If truth ever stands in your way, you are headed in the wrong direction.
Every time dishonesty wins, it gets harder to convince our children that honesty is the best policy. Complete honesty in little things is not a little thing at all.
Think about your own dealings with businesses, organizations and even personal friends. Do you patronize a store that makes promises they don’t keep or that sells products that don’t perform as expected? Would you donate to a charity that invests more in promotion than in helping others? Do you continue friendships with people who lie to you?
Of course not. As the saying goes, fool me once, shame on you. Fool me twice, shame on me.
Honesty is so important that there’s actually a day to celebrate it: April 30, 2022, is Honesty Day. M. Hirsh Goldberg, author of “The Book of Lies: Schemes, Scams, Fakes and Frauds That Have Changed the Course of History and Affect Our Daily Lives,” created the day in the early 1990s. He placed it strategically on the final day of April to contrast with April Fools’ Day (lies!) at the beginning of the month.

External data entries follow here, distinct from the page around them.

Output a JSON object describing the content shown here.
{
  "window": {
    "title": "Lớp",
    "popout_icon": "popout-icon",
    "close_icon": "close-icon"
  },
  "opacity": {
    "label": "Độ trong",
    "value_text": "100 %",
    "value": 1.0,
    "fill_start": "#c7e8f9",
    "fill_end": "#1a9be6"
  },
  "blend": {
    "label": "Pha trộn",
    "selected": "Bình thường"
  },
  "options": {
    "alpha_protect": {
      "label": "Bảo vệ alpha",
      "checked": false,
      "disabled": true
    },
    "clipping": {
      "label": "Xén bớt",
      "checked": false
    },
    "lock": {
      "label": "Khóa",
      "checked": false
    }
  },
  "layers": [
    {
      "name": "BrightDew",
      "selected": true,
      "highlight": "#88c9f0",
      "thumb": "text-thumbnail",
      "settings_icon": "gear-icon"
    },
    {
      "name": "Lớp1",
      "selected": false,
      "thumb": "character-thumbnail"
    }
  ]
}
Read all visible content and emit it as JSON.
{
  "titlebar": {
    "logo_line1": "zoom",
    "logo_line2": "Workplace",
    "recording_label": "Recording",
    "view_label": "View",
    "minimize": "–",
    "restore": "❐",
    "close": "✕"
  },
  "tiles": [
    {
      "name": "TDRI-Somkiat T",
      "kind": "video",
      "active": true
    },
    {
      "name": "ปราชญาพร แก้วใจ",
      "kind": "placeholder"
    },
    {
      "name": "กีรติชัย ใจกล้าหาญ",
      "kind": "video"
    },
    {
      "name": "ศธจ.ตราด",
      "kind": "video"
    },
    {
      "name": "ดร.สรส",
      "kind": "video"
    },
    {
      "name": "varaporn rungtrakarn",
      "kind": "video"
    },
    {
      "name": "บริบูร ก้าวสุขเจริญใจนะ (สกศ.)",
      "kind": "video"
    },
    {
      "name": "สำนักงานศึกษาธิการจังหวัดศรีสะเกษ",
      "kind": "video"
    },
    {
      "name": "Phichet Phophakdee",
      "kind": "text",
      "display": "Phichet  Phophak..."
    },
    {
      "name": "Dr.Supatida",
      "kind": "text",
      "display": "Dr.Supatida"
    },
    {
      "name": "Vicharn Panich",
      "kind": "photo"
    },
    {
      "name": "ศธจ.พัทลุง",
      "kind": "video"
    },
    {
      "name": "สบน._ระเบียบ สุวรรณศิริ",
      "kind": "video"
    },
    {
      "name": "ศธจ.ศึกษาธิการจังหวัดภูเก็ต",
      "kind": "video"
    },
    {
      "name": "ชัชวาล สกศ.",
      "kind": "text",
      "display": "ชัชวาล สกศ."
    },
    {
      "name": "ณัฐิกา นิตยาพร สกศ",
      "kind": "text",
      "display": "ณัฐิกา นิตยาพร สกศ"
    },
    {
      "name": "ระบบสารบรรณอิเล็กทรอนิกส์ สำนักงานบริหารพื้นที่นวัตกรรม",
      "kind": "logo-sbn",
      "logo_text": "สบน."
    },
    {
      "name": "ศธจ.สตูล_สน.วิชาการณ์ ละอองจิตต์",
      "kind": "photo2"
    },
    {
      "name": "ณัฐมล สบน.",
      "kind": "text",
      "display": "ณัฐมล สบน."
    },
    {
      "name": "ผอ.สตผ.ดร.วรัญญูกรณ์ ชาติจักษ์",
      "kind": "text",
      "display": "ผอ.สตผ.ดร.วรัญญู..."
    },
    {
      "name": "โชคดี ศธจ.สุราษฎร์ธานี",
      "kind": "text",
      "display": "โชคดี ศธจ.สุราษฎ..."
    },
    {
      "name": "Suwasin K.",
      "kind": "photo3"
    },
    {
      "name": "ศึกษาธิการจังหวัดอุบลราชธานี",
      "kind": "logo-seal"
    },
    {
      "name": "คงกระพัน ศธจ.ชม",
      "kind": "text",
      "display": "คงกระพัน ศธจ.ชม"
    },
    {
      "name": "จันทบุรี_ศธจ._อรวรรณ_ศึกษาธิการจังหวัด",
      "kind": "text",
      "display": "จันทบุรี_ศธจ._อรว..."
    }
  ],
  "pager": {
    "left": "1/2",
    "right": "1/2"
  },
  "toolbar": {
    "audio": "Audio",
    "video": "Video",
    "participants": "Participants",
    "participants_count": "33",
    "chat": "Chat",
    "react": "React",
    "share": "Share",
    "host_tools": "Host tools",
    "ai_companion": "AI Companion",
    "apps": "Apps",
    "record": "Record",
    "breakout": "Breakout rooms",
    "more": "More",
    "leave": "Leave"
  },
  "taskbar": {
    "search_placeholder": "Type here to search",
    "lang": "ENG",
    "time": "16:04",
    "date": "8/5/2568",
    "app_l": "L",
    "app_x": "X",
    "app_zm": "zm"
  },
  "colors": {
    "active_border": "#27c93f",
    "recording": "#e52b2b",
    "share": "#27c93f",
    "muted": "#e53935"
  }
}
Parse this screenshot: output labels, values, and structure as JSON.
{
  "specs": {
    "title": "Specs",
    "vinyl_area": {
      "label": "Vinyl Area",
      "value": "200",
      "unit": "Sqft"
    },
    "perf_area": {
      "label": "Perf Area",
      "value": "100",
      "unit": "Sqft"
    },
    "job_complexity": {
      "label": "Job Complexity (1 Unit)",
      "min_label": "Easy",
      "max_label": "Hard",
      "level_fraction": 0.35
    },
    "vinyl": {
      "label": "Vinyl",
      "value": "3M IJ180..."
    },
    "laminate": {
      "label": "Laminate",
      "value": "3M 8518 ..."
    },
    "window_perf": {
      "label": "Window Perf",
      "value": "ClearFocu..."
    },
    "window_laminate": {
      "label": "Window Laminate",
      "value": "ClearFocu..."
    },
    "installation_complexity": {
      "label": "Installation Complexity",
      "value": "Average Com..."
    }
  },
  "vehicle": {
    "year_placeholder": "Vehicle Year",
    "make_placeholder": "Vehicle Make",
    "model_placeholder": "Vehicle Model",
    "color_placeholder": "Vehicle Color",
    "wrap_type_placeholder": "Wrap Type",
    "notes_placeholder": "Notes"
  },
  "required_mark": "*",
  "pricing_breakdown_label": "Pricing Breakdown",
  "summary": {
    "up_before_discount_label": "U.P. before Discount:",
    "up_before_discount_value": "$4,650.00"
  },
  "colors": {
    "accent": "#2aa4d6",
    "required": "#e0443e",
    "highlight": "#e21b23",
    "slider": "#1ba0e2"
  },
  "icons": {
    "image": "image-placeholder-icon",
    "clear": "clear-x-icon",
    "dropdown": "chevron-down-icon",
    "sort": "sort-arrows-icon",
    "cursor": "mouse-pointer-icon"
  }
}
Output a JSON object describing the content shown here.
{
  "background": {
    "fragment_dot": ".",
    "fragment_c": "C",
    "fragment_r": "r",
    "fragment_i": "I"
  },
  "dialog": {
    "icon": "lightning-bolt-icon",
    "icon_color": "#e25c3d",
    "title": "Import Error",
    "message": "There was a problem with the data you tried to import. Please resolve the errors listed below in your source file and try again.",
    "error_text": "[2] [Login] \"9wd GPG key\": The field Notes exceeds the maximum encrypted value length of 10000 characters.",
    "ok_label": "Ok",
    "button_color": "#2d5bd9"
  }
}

Here’s a fish story that can actually be believed.
After fishing all day and not getting so much as a nibble, a fisherman went back to shore, loaded his boat on the trailer and began the drive home. Before reaching home, he stopped at a grocery store advertising fresh fish.
“Throw me a dozen of the biggest fish you have,” he said to the woman at the counter.
“Throw them? Why?” she asked.
“Because I’m going to catch them. I may be a lousy fisherman, but I’m not a liar.”
Mackay’s Moral: Only those on the level can climb the highest peaks.
Harvey Mackay is the author of the New York Times bestseller “Swim With the Sharks Without Being Eaten Alive.”
July 16, 2021
“A short story on the honesty of a young boy was run in the Sports Illustrated in 1989. 7-year old Tanner Munseywas playing first base during a T-Ball game in Wellington, Florida. He tried to tag a runner going from first base to second but couldn’t. The umpire, although called the runner out. Tanner then went to the umpire and told her that he had not succeeded in tagging the runner. She reversed her call.
Two weeks later, in another match, the reverse happened. This time Tanner had tagged the player but the umpire called him safe. She looked at Tanner and asked if he tagged the runner. He told her he had. She immediately called the player out. When the audience retorted, she told them that she believed the kid’s honesty enough and told them about the previous game’s incident.”
July 16, 2021
“Bobby Jones was a golf player who played national and international matches about a century ago. He was known for his honesty and sportsmanship.
At the U.S. Open in Boston, 1925, he hit his ball on the 11th hole. He, although, insisted that he had moved the ball slightly by accidentally clipping the grass. He told the officials that he had violated Rule 18 (moving the ball), but they didn’t agree. He stayed firm and they finally had to accept. He lost the game by the same margin, one stroke. The sportswriters praised him for his honesty to which he replied, “You might as well praise me for not robbing banks”.”
—Author’s note: As I read the little story above about Bobby Jones, I was reminded how often and how much one virtue is so tied together with other virtues. Bobby Jones was Honest. He showed Integrity. He was real, Authentic. He was Transparent. I sat and contemplated these virtues, trying to think of a really great personal story where I too portrayed the virtues of Honesty, Integrity, Authenticity and Transparency. I couldn’t think of a single one! Ouch. I am feeling shame, guilt, and embarrassment at the many times when I was dishonest and denied it or tried to cover it up. But then again, it’s never too late to start living the virtues. And maybe that’s what I am doing with this written confession!